Professional errors and omissions insurance is commonly carried by our land-based brethren, the civil engineers. Naval architects designing vessels that are to be constructed sometimes do not carry this coverage; either they have no coverage or they may be a named insured under the shipyard builder’s policy, since the design is part of the final product (the vessel).
In a recent product liability case, Fisher Maritime served as an expert in naval architecture and small craft design on behalf of a defendant naval architect. The incident centered around a fatality that occurred aboard a dinner/ cruise vessel for which the naval architect assisted a shipyard with the design. In this situation, we demonstrated that the naval architect had committed no wrongdoing and was not responsible for the conditions which contributed to the fatality. However, lacking professional insurance, the naval architect had to pay for his attorney and related fees out of pocket. Had the naval architect been covered under the shipbuilder’s policy or otherwise indemnified by the yard, the naval architect would not have had to face that financial burden.
In this litigious society, as attorney Bill DeGarmo once addressed a Maritime Product Liability conference, in our industry, it is not a question of whether or not you will you be sued, it is just a matter of when you will be sued. Since it is almost inevitable it will occur, attorney fees and costs will be incurred regardless of the final outcome which may find no liability on your part. Accordingly, steps should be taken to guard against the possible incurrence of such costs if and when you are named as a defendant in a lawsuit. The lesson to be learned here is that naval architects must carefully review the terms of the design contracts they engage in, and if necessary, modify them to ensure that their insurance needs are covered.
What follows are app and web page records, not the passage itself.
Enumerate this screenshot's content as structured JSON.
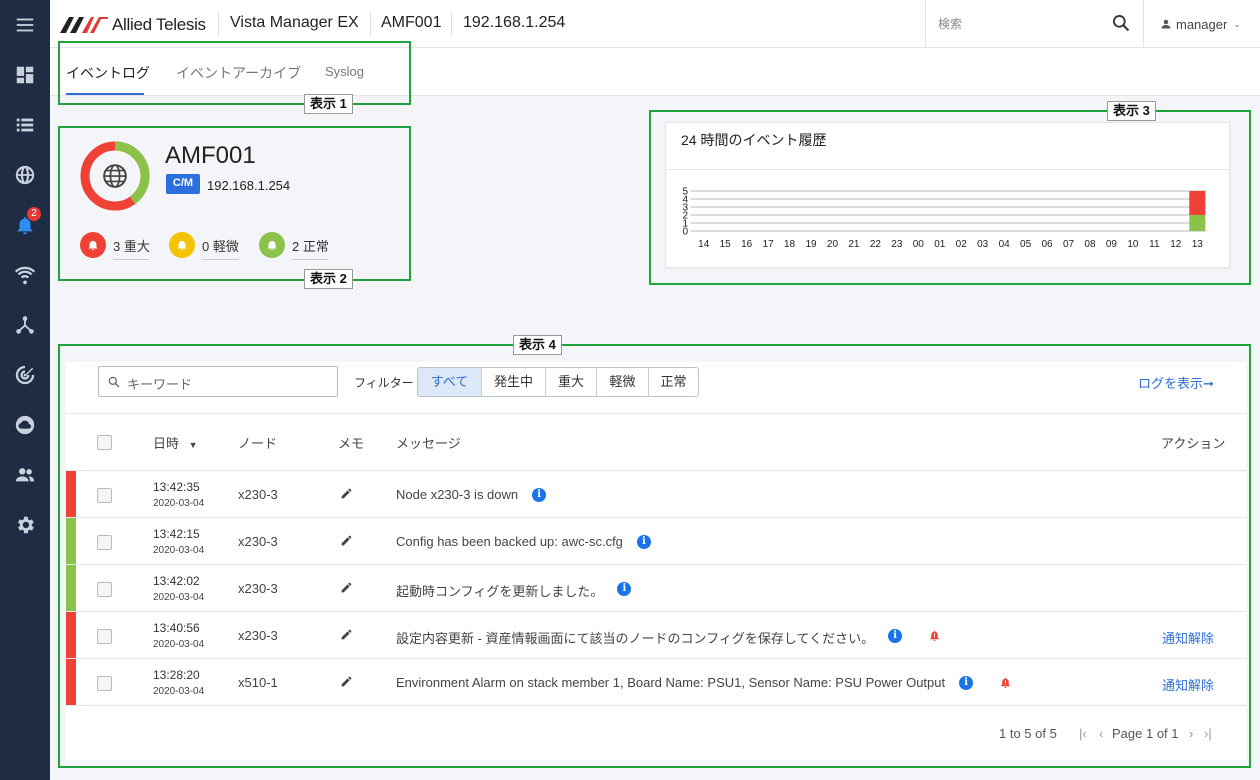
{
  "app": {
    "brand": "Allied Telesis",
    "product": "Vista Manager EX",
    "node": "AMF001",
    "ip": "192.168.1.254"
  },
  "search": {
    "placeholder": "検索"
  },
  "user": {
    "name": "manager"
  },
  "sidebar": {
    "items": [
      {
        "icon": "menu-icon"
      },
      {
        "icon": "dashboard-icon"
      },
      {
        "icon": "list-icon"
      },
      {
        "icon": "globe-icon"
      },
      {
        "icon": "bell-icon",
        "badge": "2",
        "active": true
      },
      {
        "icon": "wifi-icon"
      },
      {
        "icon": "topology-icon"
      },
      {
        "icon": "radar-icon"
      },
      {
        "icon": "cloud-icon"
      },
      {
        "icon": "users-icon"
      },
      {
        "icon": "settings-icon"
      }
    ]
  },
  "tabs": [
    "イベントログ",
    "イベントアーカイブ",
    "Syslog"
  ],
  "callouts": {
    "c1": "表示 1",
    "c2": "表示 2",
    "c3": "表示 3",
    "c4": "表示 4"
  },
  "node_card": {
    "name": "AMF001",
    "badge": "C/M",
    "ip": "192.168.1.254",
    "critical": "3 重大",
    "minor": "0 軽微",
    "normal": "2 正常",
    "colors": {
      "critical": "#ef4136",
      "minor": "#f5c400",
      "normal": "#8bc34a"
    }
  },
  "chart": {
    "title": "24 時間のイベント履歴"
  },
  "chart_data": {
    "type": "bar",
    "title": "24 時間のイベント履歴",
    "categories": [
      "14",
      "15",
      "16",
      "17",
      "18",
      "19",
      "20",
      "21",
      "22",
      "23",
      "00",
      "01",
      "02",
      "03",
      "04",
      "05",
      "06",
      "07",
      "08",
      "09",
      "10",
      "11",
      "12",
      "13"
    ],
    "series": [
      {
        "values": [
          0,
          0,
          0,
          0,
          0,
          0,
          0,
          0,
          0,
          0,
          0,
          0,
          0,
          0,
          0,
          0,
          0,
          0,
          0,
          0,
          0,
          0,
          0,
          2
        ],
        "color": "#8bc34a"
      },
      {
        "values": [
          0,
          0,
          0,
          0,
          0,
          0,
          0,
          0,
          0,
          0,
          0,
          0,
          0,
          0,
          0,
          0,
          0,
          0,
          0,
          0,
          0,
          0,
          0,
          3
        ],
        "color": "#ef4136"
      }
    ],
    "yticks": [
      "0",
      "1",
      "2",
      "3",
      "4",
      "5"
    ],
    "ylim": [
      0,
      5
    ],
    "stacked": true
  },
  "events": {
    "keyword_placeholder": "キーワード",
    "filter_label": "フィルター",
    "filters": [
      "すべて",
      "発生中",
      "重大",
      "軽微",
      "正常"
    ],
    "log_link": "ログを表示➞",
    "columns": {
      "datetime": "日時",
      "node": "ノード",
      "memo": "メモ",
      "message": "メッセージ",
      "action": "アクション"
    },
    "rows": [
      {
        "time": "13:42:35",
        "date": "2020-03-04",
        "node": "x230-3",
        "message": "Node x230-3 is down",
        "severity": "critical",
        "alarm": false,
        "action": ""
      },
      {
        "time": "13:42:15",
        "date": "2020-03-04",
        "node": "x230-3",
        "message": "Config has been backed up: awc-sc.cfg",
        "severity": "normal",
        "alarm": false,
        "action": ""
      },
      {
        "time": "13:42:02",
        "date": "2020-03-04",
        "node": "x230-3",
        "message": "起動時コンフィグを更新しました。",
        "severity": "normal",
        "alarm": false,
        "action": ""
      },
      {
        "time": "13:40:56",
        "date": "2020-03-04",
        "node": "x230-3",
        "message": "設定内容更新 - 資産情報画面にて該当のノードのコンフィグを保存してください。",
        "severity": "critical",
        "alarm": true,
        "action": "通知解除"
      },
      {
        "time": "13:28:20",
        "date": "2020-03-04",
        "node": "x510-1",
        "message": "Environment Alarm on stack member 1, Board Name: PSU1, Sensor Name: PSU Power Output",
        "severity": "critical",
        "alarm": true,
        "action": "通知解除"
      }
    ],
    "pager": {
      "range": "1 to 5 of 5",
      "page": "Page 1 of 1"
    }
  }
}
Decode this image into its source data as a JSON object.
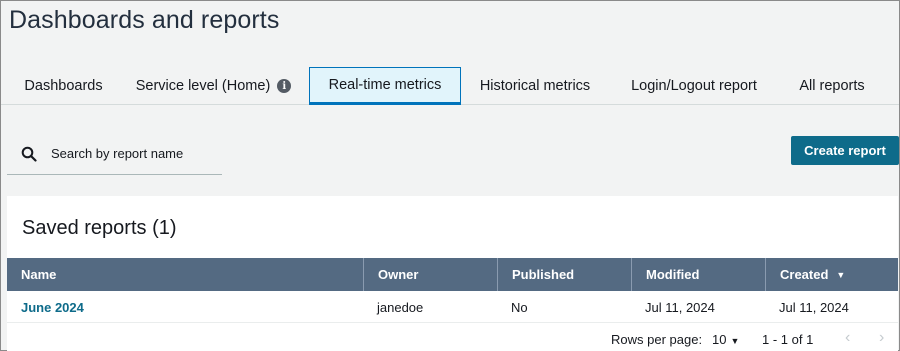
{
  "page": {
    "title": "Dashboards and reports"
  },
  "tabs": [
    {
      "label": "Dashboards"
    },
    {
      "label": "Service level (Home)",
      "info_icon": "i"
    },
    {
      "label": "Real-time metrics",
      "active": true
    },
    {
      "label": "Historical metrics"
    },
    {
      "label": "Login/Logout report"
    },
    {
      "label": "All reports"
    }
  ],
  "search": {
    "placeholder": "Search by report name",
    "value": "",
    "icon": "search-icon"
  },
  "create_button": {
    "label": "Create report"
  },
  "saved_reports": {
    "title": "Saved reports (1)",
    "columns": [
      "Name",
      "Owner",
      "Published",
      "Modified",
      "Created"
    ],
    "sort_column": "Created",
    "sort_icon": "▼",
    "rows": [
      {
        "name": "June 2024",
        "owner": "janedoe",
        "published": "No",
        "modified": "Jul 11, 2024",
        "created": "Jul 11, 2024"
      }
    ]
  },
  "pagination": {
    "rows_per_page_label": "Rows per page:",
    "rows_per_page_value": "10",
    "caret": "▼",
    "range": "1 - 1 of 1",
    "prev": "‹",
    "next": "›"
  },
  "colors": {
    "accent": "#0073bb",
    "button": "#0e6b8a",
    "table_header": "#546a82",
    "active_tab_bg": "#e1f4fb"
  }
}
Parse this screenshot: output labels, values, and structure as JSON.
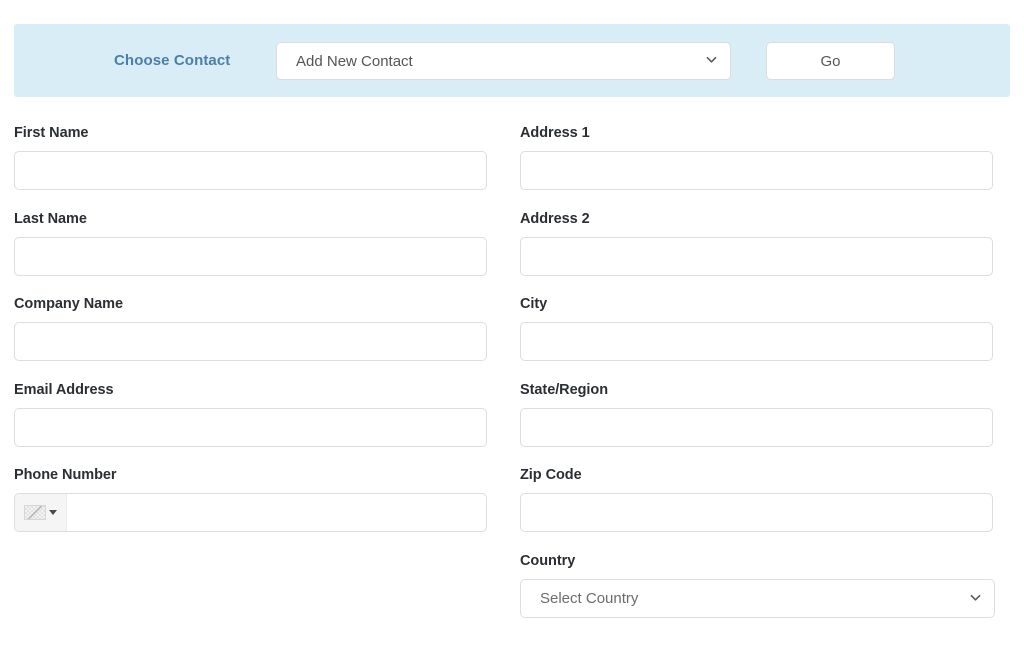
{
  "chooser": {
    "label": "Choose Contact",
    "select_value": "Add New Contact",
    "select_options": [
      "Add New Contact"
    ],
    "go_label": "Go",
    "band_color": "#d9edf7",
    "label_color": "#4a7fa8"
  },
  "form": {
    "left_column": [
      {
        "label": "First Name",
        "value": "",
        "placeholder": "",
        "type": "text"
      },
      {
        "label": "Last Name",
        "value": "",
        "placeholder": "",
        "type": "text"
      },
      {
        "label": "Company Name",
        "value": "",
        "placeholder": "",
        "type": "text"
      },
      {
        "label": "Email Address",
        "value": "",
        "placeholder": "",
        "type": "text"
      },
      {
        "label": "Phone Number",
        "value": "",
        "placeholder": "",
        "type": "phone"
      }
    ],
    "right_column": [
      {
        "label": "Address 1",
        "value": "",
        "placeholder": "",
        "type": "text"
      },
      {
        "label": "Address 2",
        "value": "",
        "placeholder": "",
        "type": "text"
      },
      {
        "label": "City",
        "value": "",
        "placeholder": "",
        "type": "text"
      },
      {
        "label": "State/Region",
        "value": "",
        "placeholder": "",
        "type": "text"
      },
      {
        "label": "Zip Code",
        "value": "",
        "placeholder": "",
        "type": "text"
      },
      {
        "label": "Country",
        "value": "Select Country",
        "type": "select",
        "options": [
          "Select Country"
        ]
      }
    ]
  },
  "icons": {
    "chevron_down": "chevron-down-icon",
    "flag_placeholder": "broken-flag-image-icon",
    "flag_caret": "caret-down-icon"
  }
}
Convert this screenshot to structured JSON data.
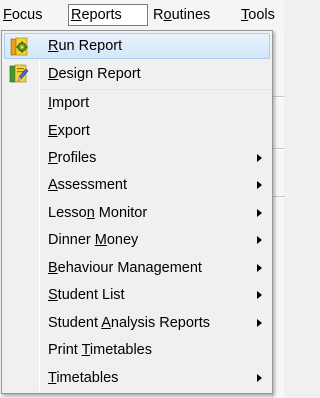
{
  "menubar": {
    "items": [
      {
        "label": "Focus",
        "mnemonic": "F"
      },
      {
        "label": "Reports",
        "mnemonic": "R",
        "active": true
      },
      {
        "label": "Routines",
        "mnemonic": "o"
      },
      {
        "label": "Tools",
        "mnemonic": "T"
      }
    ]
  },
  "dropdown": {
    "items": [
      {
        "label": "Run Report",
        "mnemonic": "R",
        "icon": "run-report-icon",
        "highlighted": true,
        "submenu": false
      },
      {
        "label": "Design Report",
        "mnemonic": "D",
        "icon": "design-report-icon",
        "submenu": false
      },
      {
        "label": "Import",
        "mnemonic": "I",
        "submenu": false
      },
      {
        "label": "Export",
        "mnemonic": "E",
        "submenu": false
      },
      {
        "label": "Profiles",
        "mnemonic": "P",
        "submenu": true
      },
      {
        "label": "Assessment",
        "mnemonic": "A",
        "submenu": true
      },
      {
        "label": "Lesson Monitor",
        "mnemonic": "n",
        "submenu": true
      },
      {
        "label": "Dinner Money",
        "mnemonic": "M",
        "submenu": true
      },
      {
        "label": "Behaviour Management",
        "mnemonic": "B",
        "submenu": true
      },
      {
        "label": "Student List",
        "mnemonic": "S",
        "submenu": true
      },
      {
        "label": "Student Analysis Reports",
        "mnemonic": "A",
        "submenu": true
      },
      {
        "label": "Print Timetables",
        "mnemonic": "T",
        "submenu": false
      },
      {
        "label": "Timetables",
        "mnemonic": "T",
        "submenu": true
      }
    ]
  },
  "colors": {
    "highlight_fill": "#d4e6f9",
    "highlight_border": "#a8cdf1",
    "menu_bg": "#f0f0f0"
  }
}
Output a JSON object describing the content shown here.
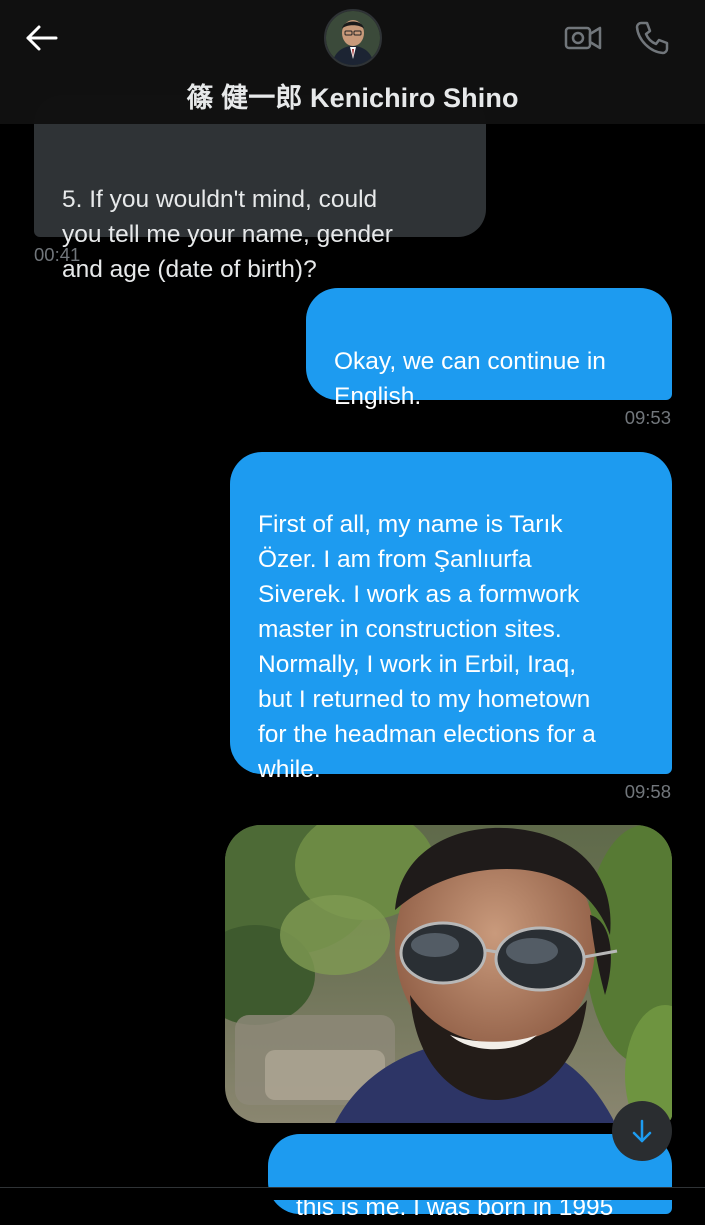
{
  "header": {
    "contact_name": "篠 健一郎 Kenichiro Shino",
    "back_icon": "arrow-left-icon",
    "video_icon": "video-camera-icon",
    "call_icon": "phone-icon"
  },
  "messages": [
    {
      "direction": "incoming",
      "text": "5. If you wouldn't mind, could\nyou tell me your name, gender\nand age (date of birth)?",
      "time": "00:41"
    },
    {
      "direction": "outgoing",
      "text": "Okay, we can continue in\nEnglish.",
      "time": "09:53"
    },
    {
      "direction": "outgoing",
      "text": "First of all, my name is Tarık\nÖzer. I am from Şanlıurfa\nSiverek. I work as a formwork\nmaster in construction sites.\nNormally, I work in Erbil, Iraq,\nbut I returned to my hometown\nfor the headman elections for a\nwhile.",
      "time": "09:58"
    },
    {
      "direction": "outgoing",
      "type": "photo",
      "icon": "photo-of-smiling-man-in-sunglasses"
    },
    {
      "direction": "outgoing",
      "text": "this is me. I was born in 1995"
    }
  ],
  "scroll_button": {
    "icon": "arrow-down-icon"
  },
  "colors": {
    "background": "#000000",
    "incoming_bubble": "#2f3336",
    "outgoing_bubble": "#1d9bf0",
    "timestamp": "#71767b"
  }
}
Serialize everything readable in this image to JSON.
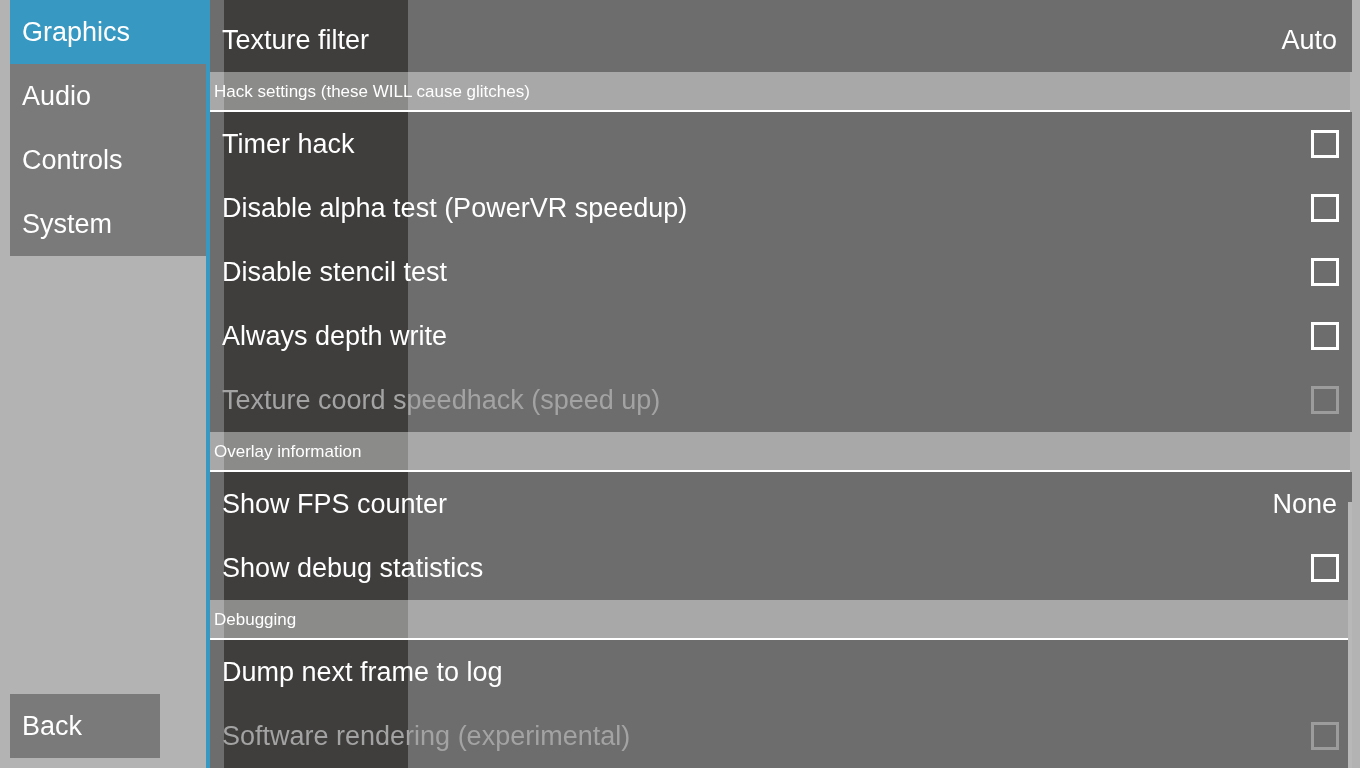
{
  "sidebar": {
    "tabs": [
      {
        "label": "Graphics",
        "selected": true
      },
      {
        "label": "Audio",
        "selected": false
      },
      {
        "label": "Controls",
        "selected": false
      },
      {
        "label": "System",
        "selected": false
      }
    ],
    "back_button": "Back"
  },
  "settings": [
    {
      "kind": "choice",
      "label": "Texture filter",
      "value": "Auto",
      "disabled": false
    },
    {
      "kind": "header",
      "label": "Hack settings (these WILL cause glitches)"
    },
    {
      "kind": "checkbox",
      "label": "Timer hack",
      "checked": false,
      "disabled": false
    },
    {
      "kind": "checkbox",
      "label": "Disable alpha test (PowerVR speedup)",
      "checked": false,
      "disabled": false
    },
    {
      "kind": "checkbox",
      "label": "Disable stencil test",
      "checked": false,
      "disabled": false
    },
    {
      "kind": "checkbox",
      "label": "Always depth write",
      "checked": false,
      "disabled": false
    },
    {
      "kind": "checkbox",
      "label": "Texture coord speedhack (speed up)",
      "checked": false,
      "disabled": true
    },
    {
      "kind": "header",
      "label": "Overlay information"
    },
    {
      "kind": "choice",
      "label": "Show FPS counter",
      "value": "None",
      "disabled": false
    },
    {
      "kind": "checkbox",
      "label": "Show debug statistics",
      "checked": false,
      "disabled": false
    },
    {
      "kind": "header",
      "label": "Debugging"
    },
    {
      "kind": "action",
      "label": "Dump next frame to log",
      "disabled": false
    },
    {
      "kind": "checkbox",
      "label": "Software rendering (experimental)",
      "checked": false,
      "disabled": true
    }
  ]
}
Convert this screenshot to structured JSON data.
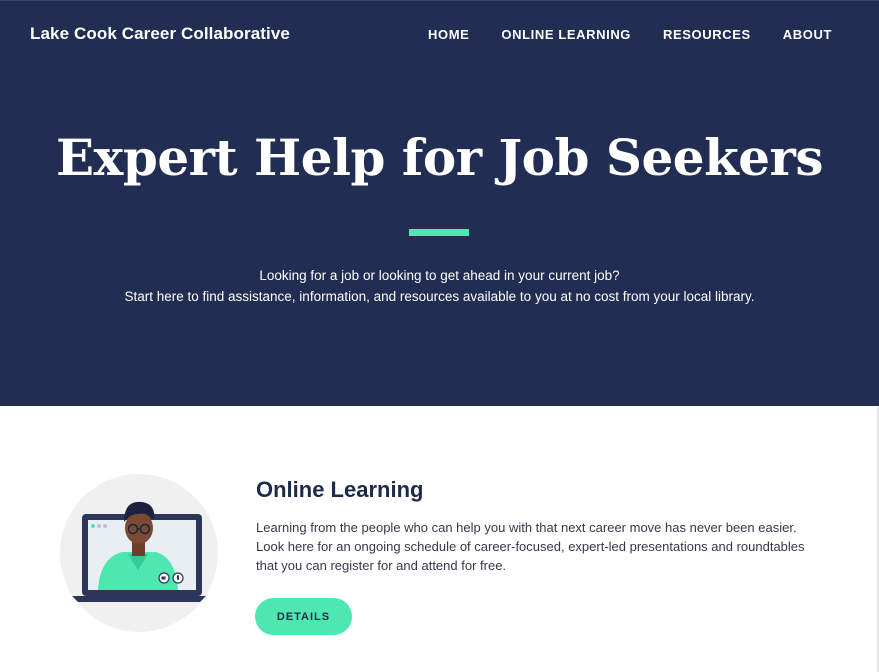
{
  "header": {
    "brand": "Lake Cook Career Collaborative",
    "nav": [
      {
        "label": "HOME"
      },
      {
        "label": "ONLINE LEARNING"
      },
      {
        "label": "RESOURCES"
      },
      {
        "label": "ABOUT"
      }
    ]
  },
  "hero": {
    "title": "Expert Help for Job Seekers",
    "subtitle_line1": "Looking for a job or looking to get ahead in your current job?",
    "subtitle_line2": "Start here to find assistance, information, and resources available to you at no cost from your local library."
  },
  "online_learning": {
    "illustration_icon": "laptop-video-call-person-icon",
    "title": "Online Learning",
    "body": "Learning from the people who can help you with that next career move has never been easier. Look here for an ongoing schedule of career-focused, expert-led presentations and roundtables that you can register for and attend for free.",
    "button_label": "DETAILS"
  },
  "colors": {
    "navy": "#212d52",
    "accent": "#4ee7b0",
    "heading": "#1e2a4a"
  }
}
Business-wise naval architects, even one-man firms, often have a standard contract form for use in negotiating contracts with their clients, which form serves as a check list to ensure that all appropriate matters are addressed by the agreement executed between the parties. If the prospective vessel owner is the client, the contract can state that the vessel owner will not engage in a construction contract utilizing the architect’s product unless the architect is indemnified under the builder’s policy. Alternatively, if the builder is the architect’s client, this can be addressed directly. Failure to address this issue most often does not create a problem. But when something goes wrong aboard the vessel in subsequent years, the naval architect may be named as a defendant, in which case he will regret not having arranged for such coverage.